Excerpts from an interface dataset
-*-
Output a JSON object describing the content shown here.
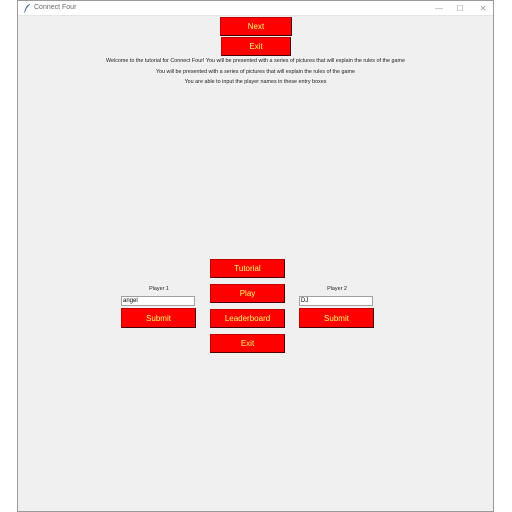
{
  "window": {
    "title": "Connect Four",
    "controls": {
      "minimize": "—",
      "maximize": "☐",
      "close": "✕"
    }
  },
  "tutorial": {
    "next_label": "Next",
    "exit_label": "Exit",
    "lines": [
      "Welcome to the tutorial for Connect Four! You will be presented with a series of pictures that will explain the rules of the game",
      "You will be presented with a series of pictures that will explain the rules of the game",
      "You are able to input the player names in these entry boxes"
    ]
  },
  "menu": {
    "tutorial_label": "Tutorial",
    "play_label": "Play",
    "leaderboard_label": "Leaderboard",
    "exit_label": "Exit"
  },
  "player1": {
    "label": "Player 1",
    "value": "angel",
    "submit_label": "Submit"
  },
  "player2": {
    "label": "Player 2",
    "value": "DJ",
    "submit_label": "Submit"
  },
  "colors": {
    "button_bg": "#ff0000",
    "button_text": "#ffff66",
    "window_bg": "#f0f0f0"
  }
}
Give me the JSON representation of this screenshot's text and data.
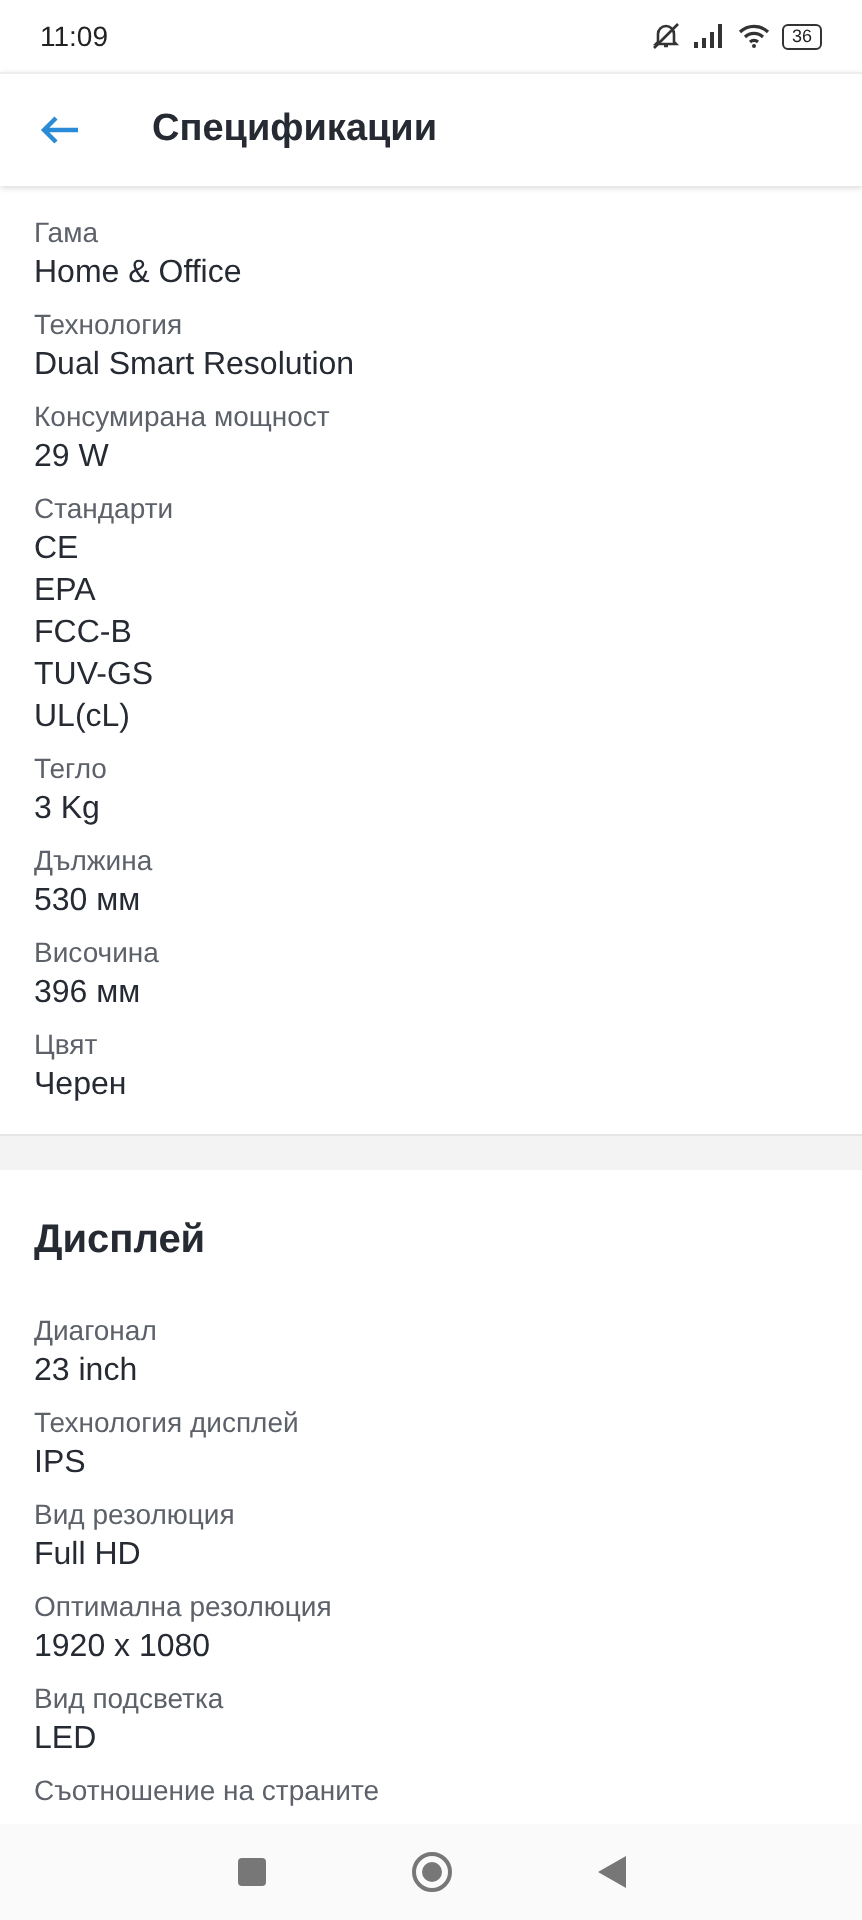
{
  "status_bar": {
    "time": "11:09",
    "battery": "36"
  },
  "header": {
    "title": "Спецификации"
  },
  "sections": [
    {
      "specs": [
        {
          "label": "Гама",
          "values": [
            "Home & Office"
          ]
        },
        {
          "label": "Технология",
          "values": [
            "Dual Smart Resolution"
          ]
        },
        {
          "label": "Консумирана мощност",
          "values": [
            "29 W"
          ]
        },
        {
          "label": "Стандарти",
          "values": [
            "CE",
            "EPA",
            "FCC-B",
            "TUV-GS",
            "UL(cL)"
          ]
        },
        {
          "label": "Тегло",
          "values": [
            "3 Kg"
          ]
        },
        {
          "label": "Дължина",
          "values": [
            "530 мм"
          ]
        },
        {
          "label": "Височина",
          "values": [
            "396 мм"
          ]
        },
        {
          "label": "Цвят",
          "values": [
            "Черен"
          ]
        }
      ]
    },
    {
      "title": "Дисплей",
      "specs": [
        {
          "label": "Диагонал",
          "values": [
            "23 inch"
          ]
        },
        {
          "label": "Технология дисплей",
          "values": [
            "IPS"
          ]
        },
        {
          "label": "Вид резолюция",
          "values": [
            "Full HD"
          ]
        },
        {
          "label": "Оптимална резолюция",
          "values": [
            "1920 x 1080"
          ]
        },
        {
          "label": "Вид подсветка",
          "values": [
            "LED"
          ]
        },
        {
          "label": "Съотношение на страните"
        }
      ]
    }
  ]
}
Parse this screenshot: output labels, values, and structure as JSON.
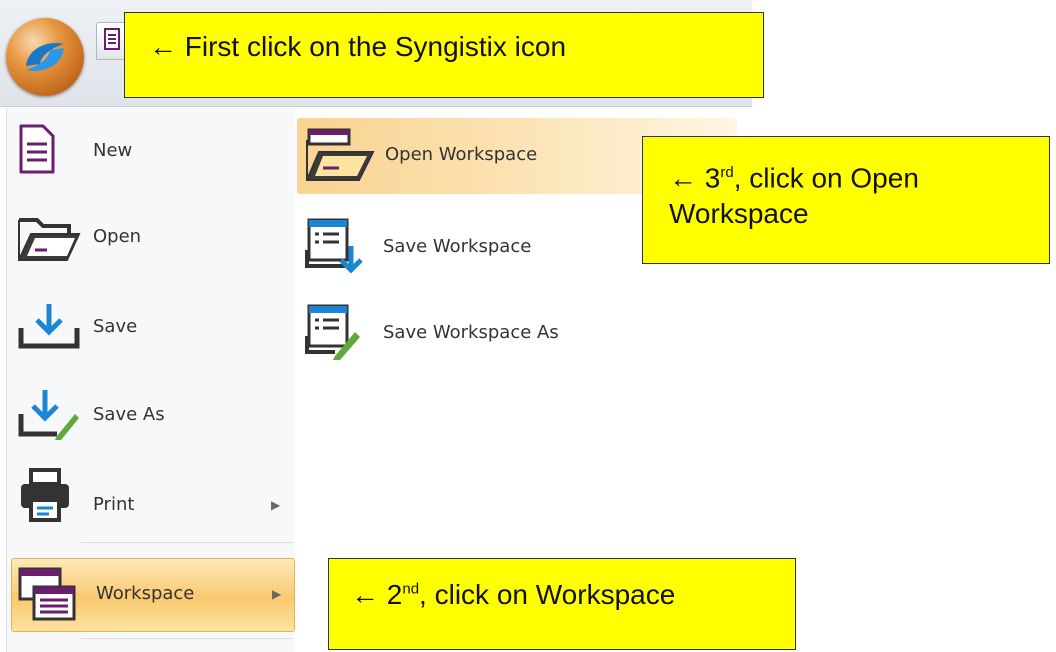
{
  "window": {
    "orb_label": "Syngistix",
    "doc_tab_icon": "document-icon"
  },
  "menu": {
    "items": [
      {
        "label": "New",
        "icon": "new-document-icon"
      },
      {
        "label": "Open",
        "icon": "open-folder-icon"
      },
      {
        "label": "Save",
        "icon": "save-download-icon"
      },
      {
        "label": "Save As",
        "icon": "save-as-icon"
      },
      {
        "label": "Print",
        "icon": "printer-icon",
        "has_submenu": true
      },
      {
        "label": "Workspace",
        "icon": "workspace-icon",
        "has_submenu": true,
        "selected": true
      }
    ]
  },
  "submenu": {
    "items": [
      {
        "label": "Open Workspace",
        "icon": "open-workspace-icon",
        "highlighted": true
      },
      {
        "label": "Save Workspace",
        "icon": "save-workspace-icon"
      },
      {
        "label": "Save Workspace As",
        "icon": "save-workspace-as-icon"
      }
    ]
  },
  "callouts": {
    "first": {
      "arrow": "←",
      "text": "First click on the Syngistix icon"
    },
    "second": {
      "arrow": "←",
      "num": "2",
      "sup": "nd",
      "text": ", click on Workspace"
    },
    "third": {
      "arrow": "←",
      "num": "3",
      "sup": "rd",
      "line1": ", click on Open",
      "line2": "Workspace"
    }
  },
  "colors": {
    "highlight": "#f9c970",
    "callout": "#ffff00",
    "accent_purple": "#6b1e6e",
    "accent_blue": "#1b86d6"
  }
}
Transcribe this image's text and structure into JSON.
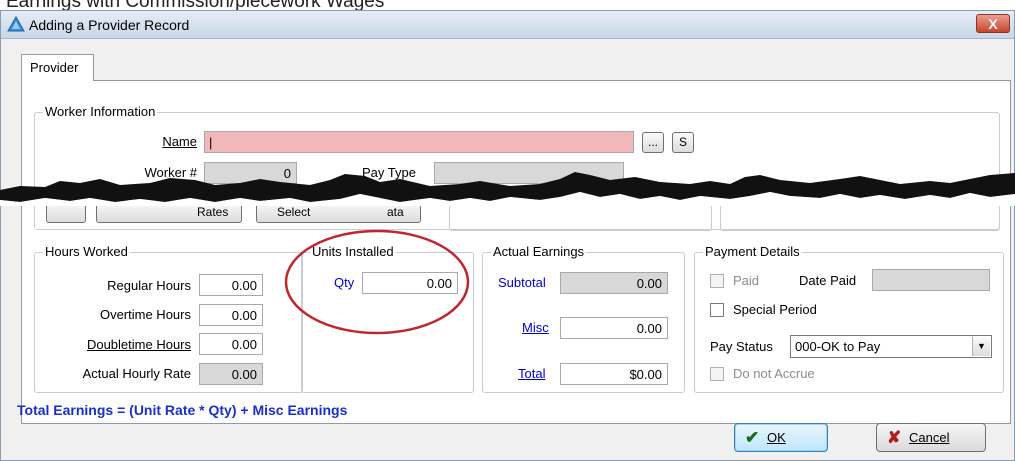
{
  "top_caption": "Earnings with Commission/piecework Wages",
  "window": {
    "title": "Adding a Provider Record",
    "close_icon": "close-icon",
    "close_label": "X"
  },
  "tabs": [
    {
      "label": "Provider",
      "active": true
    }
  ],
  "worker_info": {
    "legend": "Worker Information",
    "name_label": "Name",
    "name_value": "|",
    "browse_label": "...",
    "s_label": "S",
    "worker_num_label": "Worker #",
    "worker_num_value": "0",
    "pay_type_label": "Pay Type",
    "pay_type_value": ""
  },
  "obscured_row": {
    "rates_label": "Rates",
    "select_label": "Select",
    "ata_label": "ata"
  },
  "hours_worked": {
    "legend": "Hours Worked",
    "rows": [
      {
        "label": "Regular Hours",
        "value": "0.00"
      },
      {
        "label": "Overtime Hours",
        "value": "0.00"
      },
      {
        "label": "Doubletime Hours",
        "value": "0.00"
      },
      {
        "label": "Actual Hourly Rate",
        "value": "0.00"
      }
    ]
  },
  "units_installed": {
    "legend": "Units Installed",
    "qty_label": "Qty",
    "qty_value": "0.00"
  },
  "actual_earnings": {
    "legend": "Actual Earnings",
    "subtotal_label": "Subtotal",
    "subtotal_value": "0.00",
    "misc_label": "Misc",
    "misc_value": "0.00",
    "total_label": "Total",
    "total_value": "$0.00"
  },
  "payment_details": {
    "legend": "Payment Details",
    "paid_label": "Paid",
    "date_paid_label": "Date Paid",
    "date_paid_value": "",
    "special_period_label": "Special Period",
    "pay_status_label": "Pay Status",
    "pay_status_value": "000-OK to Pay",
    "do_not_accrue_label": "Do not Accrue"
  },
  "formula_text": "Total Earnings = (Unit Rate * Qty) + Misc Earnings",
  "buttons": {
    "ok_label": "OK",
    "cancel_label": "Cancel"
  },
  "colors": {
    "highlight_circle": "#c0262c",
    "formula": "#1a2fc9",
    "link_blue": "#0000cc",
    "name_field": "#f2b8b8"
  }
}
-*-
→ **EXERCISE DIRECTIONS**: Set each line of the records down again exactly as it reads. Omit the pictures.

→ **WRITTEN SOLUTION**:
Output a JSON object describing the content shown here.
{
  "window": {
    "title": "Connect Four",
    "controls": {
      "minimize": "—",
      "maximize": "☐",
      "close": "✕"
    }
  },
  "tutorial": {
    "next_label": "Next",
    "exit_label": "Exit",
    "lines": [
      "Welcome to the tutorial for Connect Four! You will be presented with a series of pictures that will explain the rules of the game",
      "You will be presented with a series of pictures that will explain the rules of the game",
      "You are able to input the player names in these entry boxes"
    ]
  },
  "menu": {
    "tutorial_label": "Tutorial",
    "play_label": "Play",
    "leaderboard_label": "Leaderboard",
    "exit_label": "Exit"
  },
  "player1": {
    "label": "Player 1",
    "value": "angel",
    "submit_label": "Submit"
  },
  "player2": {
    "label": "Player 2",
    "value": "DJ",
    "submit_label": "Submit"
  },
  "colors": {
    "button_bg": "#ff0000",
    "button_text": "#ffff66",
    "window_bg": "#f0f0f0"
  }
}
Give me the JSON representation of this screenshot's text and data.
{
  "status_bar": {
    "time": "11:09",
    "battery": "36"
  },
  "header": {
    "title": "Спецификации"
  },
  "sections": [
    {
      "specs": [
        {
          "label": "Гама",
          "values": [
            "Home & Office"
          ]
        },
        {
          "label": "Технология",
          "values": [
            "Dual Smart Resolution"
          ]
        },
        {
          "label": "Консумирана мощност",
          "values": [
            "29 W"
          ]
        },
        {
          "label": "Стандарти",
          "values": [
            "CE",
            "EPA",
            "FCC-B",
            "TUV-GS",
            "UL(cL)"
          ]
        },
        {
          "label": "Тегло",
          "values": [
            "3 Kg"
          ]
        },
        {
          "label": "Дължина",
          "values": [
            "530 мм"
          ]
        },
        {
          "label": "Височина",
          "values": [
            "396 мм"
          ]
        },
        {
          "label": "Цвят",
          "values": [
            "Черен"
          ]
        }
      ]
    },
    {
      "title": "Дисплей",
      "specs": [
        {
          "label": "Диагонал",
          "values": [
            "23 inch"
          ]
        },
        {
          "label": "Технология дисплей",
          "values": [
            "IPS"
          ]
        },
        {
          "label": "Вид резолюция",
          "values": [
            "Full HD"
          ]
        },
        {
          "label": "Оптимална резолюция",
          "values": [
            "1920 x 1080"
          ]
        },
        {
          "label": "Вид подсветка",
          "values": [
            "LED"
          ]
        },
        {
          "label": "Съотношение на страните"
        }
      ]
    }
  ]
}
Parse this screenshot: output labels, values, and structure as JSON.
{
  "window": {
    "orb_label": "Syngistix",
    "doc_tab_icon": "document-icon"
  },
  "menu": {
    "items": [
      {
        "label": "New",
        "icon": "new-document-icon"
      },
      {
        "label": "Open",
        "icon": "open-folder-icon"
      },
      {
        "label": "Save",
        "icon": "save-download-icon"
      },
      {
        "label": "Save As",
        "icon": "save-as-icon"
      },
      {
        "label": "Print",
        "icon": "printer-icon",
        "has_submenu": true
      },
      {
        "label": "Workspace",
        "icon": "workspace-icon",
        "has_submenu": true,
        "selected": true
      }
    ]
  },
  "submenu": {
    "items": [
      {
        "label": "Open Workspace",
        "icon": "open-workspace-icon",
        "highlighted": true
      },
      {
        "label": "Save Workspace",
        "icon": "save-workspace-icon"
      },
      {
        "label": "Save Workspace As",
        "icon": "save-workspace-as-icon"
      }
    ]
  },
  "callouts": {
    "first": {
      "arrow": "←",
      "text": "First click on the Syngistix icon"
    },
    "second": {
      "arrow": "←",
      "num": "2",
      "sup": "nd",
      "text": ", click on Workspace"
    },
    "third": {
      "arrow": "←",
      "num": "3",
      "sup": "rd",
      "line1": ", click on Open",
      "line2": "Workspace"
    }
  },
  "colors": {
    "highlight": "#f9c970",
    "callout": "#ffff00",
    "accent_purple": "#6b1e6e",
    "accent_blue": "#1b86d6"
  }
}
Transcribe this image's text and structure into JSON.
{
  "top_caption": "Earnings with Commission/piecework Wages",
  "window": {
    "title": "Adding a Provider Record",
    "close_icon": "close-icon",
    "close_label": "X"
  },
  "tabs": [
    {
      "label": "Provider",
      "active": true
    }
  ],
  "worker_info": {
    "legend": "Worker Information",
    "name_label": "Name",
    "name_value": "|",
    "browse_label": "...",
    "s_label": "S",
    "worker_num_label": "Worker #",
    "worker_num_value": "0",
    "pay_type_label": "Pay Type",
    "pay_type_value": ""
  },
  "obscured_row": {
    "rates_label": "Rates",
    "select_label": "Select",
    "ata_label": "ata"
  },
  "hours_worked": {
    "legend": "Hours Worked",
    "rows": [
      {
        "label": "Regular Hours",
        "value": "0.00"
      },
      {
        "label": "Overtime Hours",
        "value": "0.00"
      },
      {
        "label": "Doubletime Hours",
        "value": "0.00"
      },
      {
        "label": "Actual Hourly Rate",
        "value": "0.00"
      }
    ]
  },
  "units_installed": {
    "legend": "Units Installed",
    "qty_label": "Qty",
    "qty_value": "0.00"
  },
  "actual_earnings": {
    "legend": "Actual Earnings",
    "subtotal_label": "Subtotal",
    "subtotal_value": "0.00",
    "misc_label": "Misc",
    "misc_value": "0.00",
    "total_label": "Total",
    "total_value": "$0.00"
  },
  "payment_details": {
    "legend": "Payment Details",
    "paid_label": "Paid",
    "date_paid_label": "Date Paid",
    "date_paid_value": "",
    "special_period_label": "Special Period",
    "pay_status_label": "Pay Status",
    "pay_status_value": "000-OK to Pay",
    "do_not_accrue_label": "Do not Accrue"
  },
  "formula_text": "Total Earnings = (Unit Rate * Qty) + Misc Earnings",
  "buttons": {
    "ok_label": "OK",
    "cancel_label": "Cancel"
  },
  "colors": {
    "highlight_circle": "#c0262c",
    "formula": "#1a2fc9",
    "link_blue": "#0000cc",
    "name_field": "#f2b8b8"
  }
}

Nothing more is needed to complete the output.